TASK TO CARRY OUT —
Whenever a line below includes the word "from", copy that line.

(SUPPLIED DATA begins)

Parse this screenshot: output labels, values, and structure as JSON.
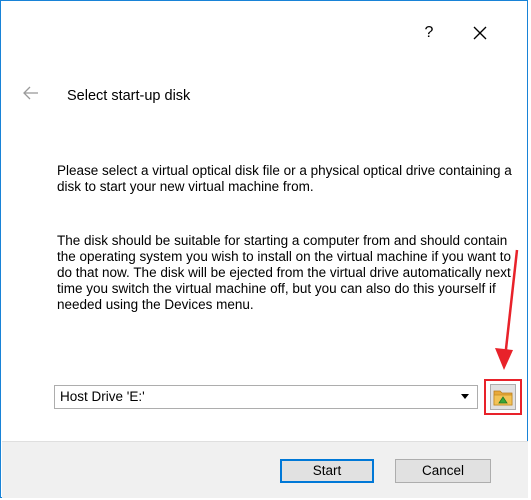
{
  "window": {
    "help_label": "?",
    "close_icon": "close-icon"
  },
  "header": {
    "back_icon": "back-arrow-icon",
    "title": "Select start-up disk"
  },
  "body": {
    "paragraph1": "Please select a virtual optical disk file or a physical optical drive containing a disk to start your new virtual machine from.",
    "paragraph2": "The disk should be suitable for starting a computer from and should contain the operating system you wish to install on the virtual machine if you want to do that now. The disk will be ejected from the virtual drive automatically next time you switch the virtual machine off, but you can also do this yourself if needed using the Devices menu."
  },
  "disk_selector": {
    "selected_value": "Host Drive 'E:'",
    "browse_icon": "folder-icon"
  },
  "annotation": {
    "color": "#e8222a",
    "arrow_icon": "red-arrow-icon"
  },
  "footer": {
    "start_label": "Start",
    "cancel_label": "Cancel"
  },
  "colors": {
    "accent": "#0078d7",
    "window_border": "#1883d7",
    "footer_bg": "#f0f0f0"
  }
}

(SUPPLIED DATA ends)

TASK RESULT —
    "paragraph1": "Please select a virtual optical disk file or a physical optical drive containing a disk to start your new virtual machine from.",
    "paragraph2": "The disk should be suitable for starting a computer from and should contain the operating system you wish to install on the virtual machine if you want to do that now. The disk will be ejected from the virtual drive automatically next time you switch the virtual machine off, but you can also do this yourself if needed using the Devices menu."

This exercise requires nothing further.